In June 2007, Climate Counts Rated SAB Miller First, Anheurser-Busch Second,Molson Coors Third. Climate Counts rates three beer companies -- SABMiller gets a 58, Anheuser-Busch a 29 and Molson Coors a 20. The Climate Counts Rating for based on a report for 2005 that appeared in 2006. The research was done during June 2007 and the Anheuser-Busch report came out in July 2007. I don't think the Climate Counts ratings warrant changing my rank order. It is concerned mainly with energy use and there are other issues. The fact that Anheuser-Busch is heavily involved in making and recycling cans means it will use a lot of electricity. But the alternatives need to be considered. The carbon footprint of any company depends on what it does. The carbon footprint of a beer company today is surely fainter than that of a dairy operation or a meat processor. A brewer buys hops and malted barley and uses a lot of water to process the beer and a lot of cans and bottles to bring the beer to the consumer. Aluminum cans are light and save transportation costs. Anheuser-Busch recycles more aluminum cans than it uses and it has been focusing on reducing its solid waste and water use. Molson Coors has a higher goal for reduction between 2005 and 2010, but its environmental record in 2000 we know was the worst of the three brewers.

So my reading of publicly available environmental reports is that Anheuser-Busch has a lot it could still do but that it is doing more than the other two largest brewers in the United States. Anheuser-Busch and Molson Coors are both on the EPA Partners list with goals for 2010 on March 17, 2008, but Miller has a goal only through 2006. New information has come out on some significant advances being made by Anheuser-Busch on the solar-energy-grid front.

Closing Advice for green beer drinkers:
1. If you think that beers should be locally brewed and you don't live near an Anheuser-Busch distillery, you can find a microbrewery near you here. Some microbreweries may have a difficult time with rising commodity prices.
2. If you want a small brewer with cutting-edge environmental processes and policies, go for Colorado-based New Belgium Brewing Company beer. The company is attempting to get to zero emissions.
3. Anheuser-Busch makes two organic beers -- Stone Mill and Green Valley. SABMiller makes Organic Amber (certified by Oregon Tilth) under the Henry Weinhard label.

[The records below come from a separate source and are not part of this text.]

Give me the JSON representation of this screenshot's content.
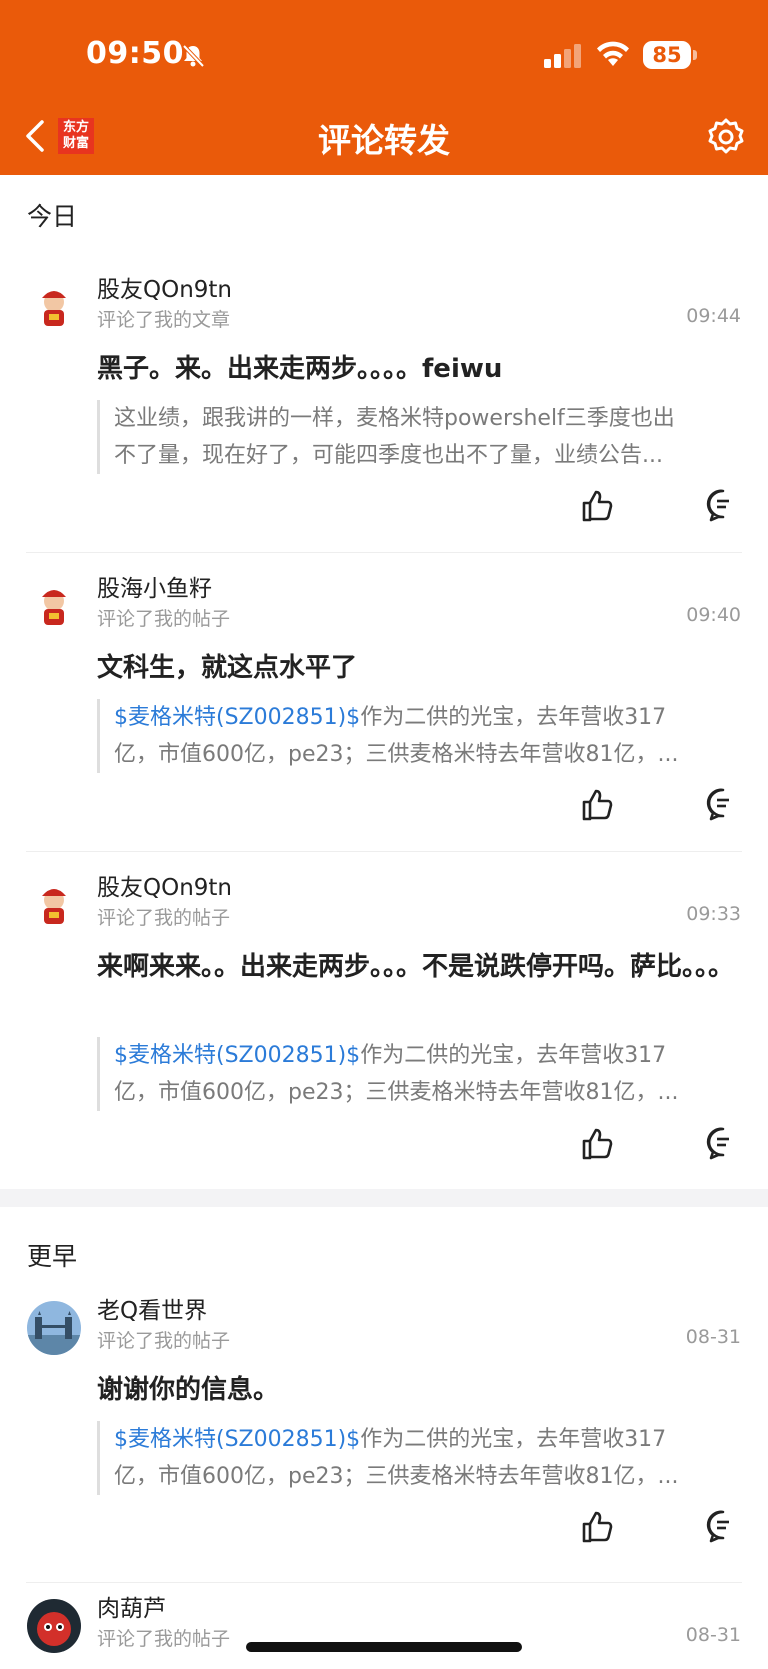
{
  "status_bar": {
    "time": "09:50",
    "battery": "85"
  },
  "nav": {
    "title": "评论转发",
    "logo_line1": "东方",
    "logo_line2": "财富"
  },
  "sections": [
    {
      "label": "今日"
    },
    {
      "label": "更早"
    }
  ],
  "items": [
    {
      "username": "股友QOn9tn",
      "action": "评论了我的文章",
      "time": "09:44",
      "comment": "黑子。来。出来走两步。。。。feiwu",
      "quote_stock": "",
      "quote_line1": "这业绩，跟我讲的一样，麦格米特powershelf三季度也出",
      "quote_line2": "不了量，现在好了，可能四季度也出不了量，业绩公告..."
    },
    {
      "username": "股海小鱼籽",
      "action": "评论了我的帖子",
      "time": "09:40",
      "comment": "文科生，就这点水平了",
      "quote_stock": "$麦格米特(SZ002851)$",
      "quote_line1": "作为二供的光宝，去年营收317",
      "quote_line2": "亿，市值600亿，pe23；三供麦格米特去年营收81亿，..."
    },
    {
      "username": "股友QOn9tn",
      "action": "评论了我的帖子",
      "time": "09:33",
      "comment": "来啊来来。。出来走两步。。。不是说跌停开吗。萨比。。。",
      "quote_stock": "$麦格米特(SZ002851)$",
      "quote_line1": "作为二供的光宝，去年营收317",
      "quote_line2": "亿，市值600亿，pe23；三供麦格米特去年营收81亿，..."
    },
    {
      "username": "老Q看世界",
      "action": "评论了我的帖子",
      "time": "08-31",
      "comment": "谢谢你的信息。",
      "quote_stock": "$麦格米特(SZ002851)$",
      "quote_line1": "作为二供的光宝，去年营收317",
      "quote_line2": "亿，市值600亿，pe23；三供麦格米特去年营收81亿，..."
    },
    {
      "username": "肉葫芦",
      "action": "评论了我的帖子",
      "time": "08-31"
    }
  ],
  "colors": {
    "accent": "#ea5a0a",
    "stock_link": "#2b7bd8"
  }
}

4. The greenest way to get your drink? Draft. Next best, for a national brand, an aluminum can. For a local brand, a glass bottle. To understand the reasoning, see analysis by Brendan Koerner.
5. On St. Patrick's Day, drink responsibly. An "average" beer is about 5 percent alcohol, but an "ice" beer can be as much as 7 percent alcohol. Malt liquor is also higher in alcohol content than regular beer. Watch the glass size of draft beers -- they can hold as much as 22 ounces, nearly twice the size of the standard 12-ounce beer can or bottle.